The replacement tower, pictured above, was completed in 1908 and constructed of reinforced concrete. This was the first time this “new material” was used to build a lighthouse. The supporting buttresses at the base of the tower have helped the lighthouse survive earthquake tremors for over a century. As part of the reconstruction, the height of the tower was increased from 100 to 115 feet. Instead of rebuilding the original multi-level keeper’s dwelling, which housed the keeper and his three assistants plus their families, lighthouse officials agreed to build four separate cottages for the keepers and their families.

During World War II, several military actions were witnessed from this lighthouse. One example is when the U.S. Navy defeated three Japanese destroyers on 12 Aug 1945, two days before the end of the war.

The U.S. Coast Guard automated the lighthouse in 1977 and installed a beacon. The Point Arena Lighthouse Keepers Association, CA, originally leased the property from the Coast Guard but since have been awarded ownership. The association opened the lighthouse to the public for year-round visits. I visited the lighthouse in 1999 and, to my knowledge, the keepers association continues to maintain a museum on site and provides teachers/instructors for the tours. The association also rents the aforementioned keepers dwellings to overnight visitors.

30 March 2017

Unique Style of Lighthouse

Hog Island Shoal Lighthouse is located in Narragansett Bay, west of the entrance to Mount Hope Bay near Portsmouth, RI. This spark-plug style lighthouse was built in 1901 to replace an 1886 wooden lightship. Constructed of cast-iron, the lighthouse stands 60-feet above the water line. 

This lighthouse consists of five levels plus the lantern room which housed a fourth-order Fresnel lens.  The lower four levels were utilized by the keepers for work space, galley, and living quarters. The watch room, located just below the lantern room, occupied the fifth level.
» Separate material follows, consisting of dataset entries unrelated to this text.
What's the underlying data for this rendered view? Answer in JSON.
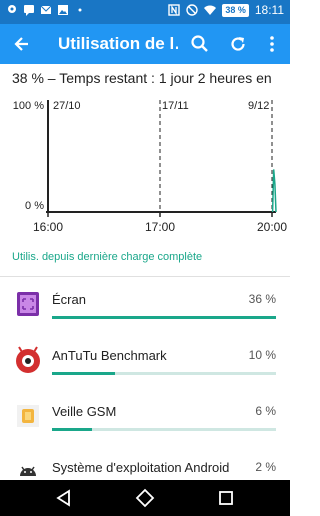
{
  "status_bar": {
    "left_icons": [
      "maps-pin-icon",
      "sms-icon",
      "mail-icon",
      "image-icon",
      "dots-icon"
    ],
    "right_icons": [
      "nfc-icon",
      "do-not-disturb-icon",
      "wifi-icon",
      "battery-icon"
    ],
    "battery": "38 %",
    "time": "18:11"
  },
  "app_bar": {
    "title": "Utilisation de l…",
    "icons": [
      "back-arrow-icon",
      "search-icon",
      "refresh-icon",
      "more-vert-icon"
    ]
  },
  "summary": {
    "remaining": "38 % – Temps restant : 1 jour 2 heures en"
  },
  "chart_data": {
    "type": "line",
    "title": "",
    "xlabel": "",
    "ylabel": "",
    "ylim": [
      0,
      100
    ],
    "y_tick_labels": [
      "100 %",
      "0 %"
    ],
    "x_tick_labels": [
      "16:00",
      "17:00",
      "20:00"
    ],
    "date_markers": [
      "27/10",
      "17/11",
      "9/12"
    ],
    "series": [
      {
        "color": "#1aa78a",
        "x": [
          0.985,
          0.99,
          0.995,
          1.0
        ],
        "values": [
          0,
          38,
          25,
          0
        ]
      }
    ],
    "grid": false
  },
  "section": {
    "since_label": "Utilis. depuis dernière charge complète"
  },
  "apps": [
    {
      "name": "Écran",
      "percent_label": "36 %",
      "fraction": 1.0,
      "icon": "screen-icon"
    },
    {
      "name": "AnTuTu Benchmark",
      "percent_label": "10 %",
      "fraction": 0.28,
      "icon": "antutu-icon"
    },
    {
      "name": "Veille GSM",
      "percent_label": "6 %",
      "fraction": 0.18,
      "icon": "sim-card-icon"
    },
    {
      "name": "Système d'exploitation Android",
      "percent_label": "2 %",
      "fraction": 0.05,
      "icon": "android-icon"
    }
  ],
  "colors": {
    "status_bar": "#1976c5",
    "app_bar": "#2196f3",
    "accent": "#1aa78a"
  }
}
In 1964, the light was automated. The lighthouse was declared excess in 2006 by GSA, and sold as surplus to a private individual.